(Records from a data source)
=== Section Start ===
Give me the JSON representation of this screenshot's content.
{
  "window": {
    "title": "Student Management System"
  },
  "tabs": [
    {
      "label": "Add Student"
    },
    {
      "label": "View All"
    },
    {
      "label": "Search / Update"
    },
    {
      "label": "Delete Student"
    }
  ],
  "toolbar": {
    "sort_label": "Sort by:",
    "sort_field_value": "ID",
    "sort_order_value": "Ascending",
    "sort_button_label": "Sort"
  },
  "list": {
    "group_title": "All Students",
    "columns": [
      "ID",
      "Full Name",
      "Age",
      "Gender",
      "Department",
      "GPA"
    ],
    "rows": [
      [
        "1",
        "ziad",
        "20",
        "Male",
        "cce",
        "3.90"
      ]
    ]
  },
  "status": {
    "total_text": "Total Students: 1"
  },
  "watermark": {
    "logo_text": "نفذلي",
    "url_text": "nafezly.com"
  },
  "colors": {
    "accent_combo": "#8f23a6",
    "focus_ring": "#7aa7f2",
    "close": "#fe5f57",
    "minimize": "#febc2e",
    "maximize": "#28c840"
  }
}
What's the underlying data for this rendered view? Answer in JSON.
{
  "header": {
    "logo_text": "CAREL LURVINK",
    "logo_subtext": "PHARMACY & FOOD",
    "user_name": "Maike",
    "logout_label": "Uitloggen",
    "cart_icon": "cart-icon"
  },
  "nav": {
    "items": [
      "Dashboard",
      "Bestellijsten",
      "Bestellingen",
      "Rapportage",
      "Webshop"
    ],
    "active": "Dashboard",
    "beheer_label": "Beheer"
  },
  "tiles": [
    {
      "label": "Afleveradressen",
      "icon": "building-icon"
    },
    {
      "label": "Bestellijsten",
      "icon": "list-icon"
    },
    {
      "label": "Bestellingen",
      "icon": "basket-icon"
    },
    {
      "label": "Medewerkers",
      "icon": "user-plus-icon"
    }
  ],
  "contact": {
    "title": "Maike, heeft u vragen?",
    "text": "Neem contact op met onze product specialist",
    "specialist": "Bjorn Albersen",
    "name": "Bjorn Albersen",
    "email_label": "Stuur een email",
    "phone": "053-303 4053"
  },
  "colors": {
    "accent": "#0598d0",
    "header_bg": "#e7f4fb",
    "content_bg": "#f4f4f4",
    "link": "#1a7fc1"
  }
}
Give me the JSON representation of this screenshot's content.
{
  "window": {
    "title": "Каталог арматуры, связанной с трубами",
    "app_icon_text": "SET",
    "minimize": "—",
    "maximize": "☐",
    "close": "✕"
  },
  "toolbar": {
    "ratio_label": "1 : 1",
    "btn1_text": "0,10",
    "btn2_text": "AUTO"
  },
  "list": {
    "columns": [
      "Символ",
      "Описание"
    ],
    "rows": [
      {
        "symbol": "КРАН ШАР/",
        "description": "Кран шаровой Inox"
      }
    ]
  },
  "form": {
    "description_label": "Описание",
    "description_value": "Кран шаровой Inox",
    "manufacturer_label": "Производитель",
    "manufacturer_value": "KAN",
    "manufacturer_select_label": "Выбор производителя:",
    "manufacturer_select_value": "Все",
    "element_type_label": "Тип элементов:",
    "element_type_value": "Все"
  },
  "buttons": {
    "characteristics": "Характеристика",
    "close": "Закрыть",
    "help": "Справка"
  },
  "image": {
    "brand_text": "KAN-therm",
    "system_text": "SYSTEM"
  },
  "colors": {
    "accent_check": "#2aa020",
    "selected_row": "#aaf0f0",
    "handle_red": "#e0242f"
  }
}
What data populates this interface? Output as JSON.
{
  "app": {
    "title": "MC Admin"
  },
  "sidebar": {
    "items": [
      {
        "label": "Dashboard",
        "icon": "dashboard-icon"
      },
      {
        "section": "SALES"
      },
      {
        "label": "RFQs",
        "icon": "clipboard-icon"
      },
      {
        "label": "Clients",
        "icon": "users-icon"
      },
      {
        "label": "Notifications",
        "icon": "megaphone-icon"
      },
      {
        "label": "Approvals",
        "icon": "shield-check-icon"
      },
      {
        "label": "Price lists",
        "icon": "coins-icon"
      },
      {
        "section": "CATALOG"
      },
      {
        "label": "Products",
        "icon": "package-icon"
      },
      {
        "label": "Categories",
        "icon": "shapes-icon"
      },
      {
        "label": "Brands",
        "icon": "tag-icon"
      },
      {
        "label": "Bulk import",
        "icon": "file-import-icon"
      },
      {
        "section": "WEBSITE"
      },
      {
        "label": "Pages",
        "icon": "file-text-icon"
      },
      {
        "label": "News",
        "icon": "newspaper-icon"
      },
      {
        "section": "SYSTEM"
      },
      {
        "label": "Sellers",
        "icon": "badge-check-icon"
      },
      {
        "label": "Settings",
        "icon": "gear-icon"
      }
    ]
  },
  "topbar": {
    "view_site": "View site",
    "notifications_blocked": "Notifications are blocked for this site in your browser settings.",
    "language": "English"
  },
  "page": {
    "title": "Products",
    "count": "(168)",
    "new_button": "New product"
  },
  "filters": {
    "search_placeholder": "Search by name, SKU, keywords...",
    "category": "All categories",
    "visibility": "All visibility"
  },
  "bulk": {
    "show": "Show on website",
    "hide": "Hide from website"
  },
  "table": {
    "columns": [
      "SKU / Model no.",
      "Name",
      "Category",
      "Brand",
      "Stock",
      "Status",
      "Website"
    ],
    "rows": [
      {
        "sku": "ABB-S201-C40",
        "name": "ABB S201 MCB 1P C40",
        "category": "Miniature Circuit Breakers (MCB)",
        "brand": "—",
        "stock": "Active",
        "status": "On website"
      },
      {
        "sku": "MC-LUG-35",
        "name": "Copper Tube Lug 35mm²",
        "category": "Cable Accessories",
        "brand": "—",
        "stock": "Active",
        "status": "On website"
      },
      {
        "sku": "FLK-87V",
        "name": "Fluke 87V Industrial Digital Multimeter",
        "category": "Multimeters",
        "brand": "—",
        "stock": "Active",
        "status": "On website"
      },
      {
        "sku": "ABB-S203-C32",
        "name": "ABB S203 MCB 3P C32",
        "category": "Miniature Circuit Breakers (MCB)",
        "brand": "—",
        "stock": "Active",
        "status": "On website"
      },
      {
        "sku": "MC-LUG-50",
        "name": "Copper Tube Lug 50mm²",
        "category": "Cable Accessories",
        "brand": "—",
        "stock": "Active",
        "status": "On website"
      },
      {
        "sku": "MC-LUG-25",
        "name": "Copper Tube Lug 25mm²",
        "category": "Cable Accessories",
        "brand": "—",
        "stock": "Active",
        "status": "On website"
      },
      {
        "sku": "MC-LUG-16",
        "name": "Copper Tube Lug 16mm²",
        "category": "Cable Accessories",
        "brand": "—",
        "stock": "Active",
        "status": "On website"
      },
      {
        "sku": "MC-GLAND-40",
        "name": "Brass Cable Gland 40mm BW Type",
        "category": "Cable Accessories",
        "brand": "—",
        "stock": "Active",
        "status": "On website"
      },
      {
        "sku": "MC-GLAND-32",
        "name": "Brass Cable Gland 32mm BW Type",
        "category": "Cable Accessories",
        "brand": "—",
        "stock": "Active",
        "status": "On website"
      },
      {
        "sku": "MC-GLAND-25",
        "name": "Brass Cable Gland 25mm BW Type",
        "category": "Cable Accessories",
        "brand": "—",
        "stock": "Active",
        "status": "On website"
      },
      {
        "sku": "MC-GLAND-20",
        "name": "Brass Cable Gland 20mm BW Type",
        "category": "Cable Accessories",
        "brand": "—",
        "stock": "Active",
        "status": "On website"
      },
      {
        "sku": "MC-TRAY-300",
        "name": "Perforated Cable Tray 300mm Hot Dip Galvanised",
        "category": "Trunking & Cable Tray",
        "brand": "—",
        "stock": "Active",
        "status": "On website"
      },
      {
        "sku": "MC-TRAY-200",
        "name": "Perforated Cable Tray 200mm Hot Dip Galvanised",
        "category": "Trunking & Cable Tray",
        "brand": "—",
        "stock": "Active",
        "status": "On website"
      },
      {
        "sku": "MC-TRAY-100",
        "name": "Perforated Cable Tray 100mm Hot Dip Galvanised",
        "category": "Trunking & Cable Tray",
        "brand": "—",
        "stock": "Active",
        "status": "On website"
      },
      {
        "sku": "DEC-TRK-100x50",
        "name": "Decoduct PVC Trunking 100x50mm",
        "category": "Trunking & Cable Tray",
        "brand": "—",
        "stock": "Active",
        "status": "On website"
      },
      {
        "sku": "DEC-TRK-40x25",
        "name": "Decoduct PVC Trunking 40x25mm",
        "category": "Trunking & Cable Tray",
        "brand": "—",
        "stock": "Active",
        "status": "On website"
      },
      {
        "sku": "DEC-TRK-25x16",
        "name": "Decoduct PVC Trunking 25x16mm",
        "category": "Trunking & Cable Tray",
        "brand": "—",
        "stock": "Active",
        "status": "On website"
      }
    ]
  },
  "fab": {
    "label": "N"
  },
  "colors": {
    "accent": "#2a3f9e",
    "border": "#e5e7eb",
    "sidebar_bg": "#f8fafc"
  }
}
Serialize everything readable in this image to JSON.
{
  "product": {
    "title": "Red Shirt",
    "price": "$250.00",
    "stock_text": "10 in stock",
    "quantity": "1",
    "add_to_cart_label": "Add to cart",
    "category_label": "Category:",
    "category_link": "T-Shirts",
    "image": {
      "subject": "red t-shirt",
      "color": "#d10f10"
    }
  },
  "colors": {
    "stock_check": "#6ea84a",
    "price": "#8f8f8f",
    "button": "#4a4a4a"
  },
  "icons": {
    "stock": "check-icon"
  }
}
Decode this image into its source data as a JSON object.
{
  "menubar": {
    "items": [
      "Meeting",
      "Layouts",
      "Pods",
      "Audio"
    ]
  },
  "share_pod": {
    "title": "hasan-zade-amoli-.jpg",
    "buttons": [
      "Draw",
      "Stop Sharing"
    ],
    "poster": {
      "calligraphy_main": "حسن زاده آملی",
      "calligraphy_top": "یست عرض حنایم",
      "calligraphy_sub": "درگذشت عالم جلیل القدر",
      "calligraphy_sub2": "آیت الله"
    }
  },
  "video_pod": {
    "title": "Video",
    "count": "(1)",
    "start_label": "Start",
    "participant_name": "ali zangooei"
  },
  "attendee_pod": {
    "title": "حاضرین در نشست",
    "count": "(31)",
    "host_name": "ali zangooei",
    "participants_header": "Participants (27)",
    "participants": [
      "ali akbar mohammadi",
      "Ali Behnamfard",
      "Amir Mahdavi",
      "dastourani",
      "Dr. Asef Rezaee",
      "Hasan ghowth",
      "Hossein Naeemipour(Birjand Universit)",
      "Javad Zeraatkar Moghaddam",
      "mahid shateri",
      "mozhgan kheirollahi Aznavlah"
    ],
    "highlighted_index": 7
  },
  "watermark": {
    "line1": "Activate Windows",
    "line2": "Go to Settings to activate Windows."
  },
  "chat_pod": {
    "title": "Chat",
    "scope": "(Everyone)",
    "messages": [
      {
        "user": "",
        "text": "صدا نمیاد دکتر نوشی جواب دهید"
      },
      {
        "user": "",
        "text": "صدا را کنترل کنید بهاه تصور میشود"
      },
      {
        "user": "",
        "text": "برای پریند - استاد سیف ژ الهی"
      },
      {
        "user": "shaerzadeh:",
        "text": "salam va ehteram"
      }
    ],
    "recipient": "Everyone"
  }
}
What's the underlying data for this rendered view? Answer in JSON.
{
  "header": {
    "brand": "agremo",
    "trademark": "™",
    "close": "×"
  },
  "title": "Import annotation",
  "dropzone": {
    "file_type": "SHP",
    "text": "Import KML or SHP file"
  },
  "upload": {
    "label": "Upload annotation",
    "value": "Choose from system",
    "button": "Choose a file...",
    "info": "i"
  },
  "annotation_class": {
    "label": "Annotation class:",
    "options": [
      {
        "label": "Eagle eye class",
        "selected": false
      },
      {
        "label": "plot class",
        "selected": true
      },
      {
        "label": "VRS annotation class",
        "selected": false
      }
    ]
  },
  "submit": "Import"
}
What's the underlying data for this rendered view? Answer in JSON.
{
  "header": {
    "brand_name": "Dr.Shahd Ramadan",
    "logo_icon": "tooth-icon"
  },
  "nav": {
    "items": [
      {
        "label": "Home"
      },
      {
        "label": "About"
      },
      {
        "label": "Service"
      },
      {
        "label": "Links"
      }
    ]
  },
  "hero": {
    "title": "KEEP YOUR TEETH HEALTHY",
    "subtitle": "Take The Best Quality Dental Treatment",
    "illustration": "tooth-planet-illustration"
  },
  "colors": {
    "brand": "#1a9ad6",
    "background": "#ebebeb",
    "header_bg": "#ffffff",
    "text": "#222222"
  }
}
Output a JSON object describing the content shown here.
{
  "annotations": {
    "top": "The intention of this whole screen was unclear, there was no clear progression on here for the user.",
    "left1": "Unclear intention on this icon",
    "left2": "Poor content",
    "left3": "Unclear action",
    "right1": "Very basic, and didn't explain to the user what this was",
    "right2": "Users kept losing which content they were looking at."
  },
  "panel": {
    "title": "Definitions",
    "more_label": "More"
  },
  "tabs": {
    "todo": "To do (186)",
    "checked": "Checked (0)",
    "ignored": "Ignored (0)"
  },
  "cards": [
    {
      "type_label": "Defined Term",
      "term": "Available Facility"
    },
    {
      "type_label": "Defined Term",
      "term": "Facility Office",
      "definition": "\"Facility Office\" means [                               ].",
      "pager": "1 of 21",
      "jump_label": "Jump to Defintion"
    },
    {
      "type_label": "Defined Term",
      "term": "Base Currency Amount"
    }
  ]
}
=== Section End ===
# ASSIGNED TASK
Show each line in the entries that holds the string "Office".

# RESULT OF THE EXERCISE
      "term": "Facility Office",
      "definition": "\"Facility Office\" means [                               ].",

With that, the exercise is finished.